In late 2017, the University of Canberra signalled the end of their 10-year subscription with the online Learning Management System (LMS), Moodle. Instead, the university opted for another LMS, Canvas, and integrated their own custom interface, which they’ve called UCLearn. For continuing students, this means getting familiar with a new process for their studies.
Here is a comparison between Moodle and UCLearn, as well as some of the basics you’ll need to know:
You’ll be able to access UCLearn the same as you did Moodle: through the UC Student Portal
For new students, this is found by logging onto the ‘MyUC Portal’ on the Current Students page, selecting the ‘UCLearn’ tab, and then on the InterFace landing page, selecting ‘Continue to UCLearn (Canvas) for all 2018 units’. At the time of publishing this article, you’ll still be able to see the option to continue to Moodle, though this will eventually be phased out and none of the 2018 courses will be active there.
You’ll go to UCLearn for all things course-related
Unit outlines, assessment submissions, recorded lectures (still through Echo360), readings, contact information, ePortfolios (still through Mahara, but an updated version), announcements, and everything else you once used Moodle for.
There’s an app for both Apple and Android software, found on the app store under ‘Canvas Student’. Although UC has advertised UCLearn as easier to use and mobile-friendly, the app isn’t exactly great in terms of speed and stability. This is probably because it’s jumping from Canvas to the UC website when viewing things like the unit outline, for example. The interface and navigation is exactly the same as the desktop version, which is fine except it’s harder to navigate on a smaller device.
The desktop interface is much easier to navigate
A course page on Moodle typically was a single page, which meant a lot of scrolling. For example, to see Week 13’s resources and details, you would have to scroll through 13 weeks of information before you got what you wanted.
With Canvas, all this information is broken up into self-explanatory tabs, e.g. Syllabus, Assignments, Modules and Grades. The Dashboard is also a great feature that will keep you up to date with an overview of your recent activity, any upcoming tasks and assignments, and any recent feedback you’ve received.
There’s a chat feature called ‘Conversations’ (but appears as ‘Inbox’)
Despite what you might initially guess, this is not your student email. Instead, it acts as more of an instant chat and can only be used between you and other Canvas users, like your teachers and classmates. You can message a single person, a group, or your entire class. You are also able to add files to share course content.
Conversations can be found in the main navigation sidebar.
An integrated Calendar that auto-fills course dates
Keeping track of assessments just got easier. The calendar automatically inputs all of your assessment due dates and agenda items which acts as your to-do-list. You also have the freedom to add to the calendar, which is good for adding in UC events that haven’t synced to UCLearn, like Census Date for example.
Calendar can be found in the main navigation sidebar.

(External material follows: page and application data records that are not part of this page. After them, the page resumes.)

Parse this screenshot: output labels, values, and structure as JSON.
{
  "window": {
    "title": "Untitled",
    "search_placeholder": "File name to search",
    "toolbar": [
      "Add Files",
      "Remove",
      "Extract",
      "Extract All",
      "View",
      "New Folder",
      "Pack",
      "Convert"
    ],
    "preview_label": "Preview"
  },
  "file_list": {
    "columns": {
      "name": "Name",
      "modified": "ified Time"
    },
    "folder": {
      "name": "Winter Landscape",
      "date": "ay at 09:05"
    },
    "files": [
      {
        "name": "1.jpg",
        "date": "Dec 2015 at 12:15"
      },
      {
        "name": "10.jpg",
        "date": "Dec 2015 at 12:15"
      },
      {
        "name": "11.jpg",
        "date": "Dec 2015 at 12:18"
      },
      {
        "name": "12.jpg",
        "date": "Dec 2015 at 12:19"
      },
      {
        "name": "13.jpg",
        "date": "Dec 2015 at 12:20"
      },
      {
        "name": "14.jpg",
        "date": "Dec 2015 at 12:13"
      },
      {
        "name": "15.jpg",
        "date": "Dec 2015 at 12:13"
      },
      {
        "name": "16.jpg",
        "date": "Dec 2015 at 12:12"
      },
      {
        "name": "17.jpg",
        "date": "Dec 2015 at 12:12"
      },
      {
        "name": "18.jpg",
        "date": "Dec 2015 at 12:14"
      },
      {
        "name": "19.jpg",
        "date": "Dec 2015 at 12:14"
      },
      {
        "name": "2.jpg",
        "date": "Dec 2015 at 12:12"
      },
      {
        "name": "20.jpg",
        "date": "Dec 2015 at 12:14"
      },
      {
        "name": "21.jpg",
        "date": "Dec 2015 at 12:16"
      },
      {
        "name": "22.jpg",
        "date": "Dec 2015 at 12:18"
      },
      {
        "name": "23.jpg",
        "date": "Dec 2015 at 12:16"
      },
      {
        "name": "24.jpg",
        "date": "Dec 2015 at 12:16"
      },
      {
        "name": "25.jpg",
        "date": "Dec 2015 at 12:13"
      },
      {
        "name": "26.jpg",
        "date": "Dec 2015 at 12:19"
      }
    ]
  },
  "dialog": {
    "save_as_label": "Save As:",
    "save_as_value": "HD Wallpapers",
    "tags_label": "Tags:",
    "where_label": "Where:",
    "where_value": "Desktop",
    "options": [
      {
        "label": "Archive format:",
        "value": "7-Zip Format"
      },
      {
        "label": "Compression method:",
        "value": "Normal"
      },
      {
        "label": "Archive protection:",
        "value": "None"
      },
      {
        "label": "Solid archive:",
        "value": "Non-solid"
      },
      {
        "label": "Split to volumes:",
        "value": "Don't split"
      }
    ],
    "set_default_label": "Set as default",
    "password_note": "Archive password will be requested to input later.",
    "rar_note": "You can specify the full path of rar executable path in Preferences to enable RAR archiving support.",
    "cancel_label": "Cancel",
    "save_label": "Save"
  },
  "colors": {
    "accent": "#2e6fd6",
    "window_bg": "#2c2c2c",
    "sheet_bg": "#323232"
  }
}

Online collaborative documents or ‘Collaborations’
Basically, this is the Canvas version of Google Docs. It allows multiple users to work together, add and edit a document at the same time. They save in real-time, so that changes are instantly visible to the other users. This will be especially useful for exam revision, updating classmates on missed tutorials and lectures, and group assignments. Course instructors will also be able to assign group assignments using the feature.
Collaborations is found on the navigation sidebar when you open up one of your course pages.
Incentive to set up your profile
Moodle had something of a profile that was used for online interaction. However, it’s more practical on UCLearn as it has more profile settings and communication functions.
You can add a profile picture, biography, links, and files, which will be particularly handy if the chat function takes off and students are using it as their primary source of online course communication.
Submitting assignments is easier
Submitting an assignment on Moodle was a very high-pressure situation. Thankfully, there is no ‘draft’ status to trick first-years into thinking they’ve submitted an assignment, when they’ve really only uploaded a draft (we’ve all done it).
On UCLearn, the submitted file is simply the most recent file you uploaded. You can edit or replace this file until the ‘until date’, which just refers to the due date or a later date depending on what your unit convenor decides. You will submit assignments by clicking on ‘Assignments’ in the navigation sidebar that appears when you open up a course page.
For assistance with UCLearn, the best place to go is either the Study Help site (located within the ‘Help’ section of the main navigation bar at the very top) or the ASK Advisors on Level B of the Library.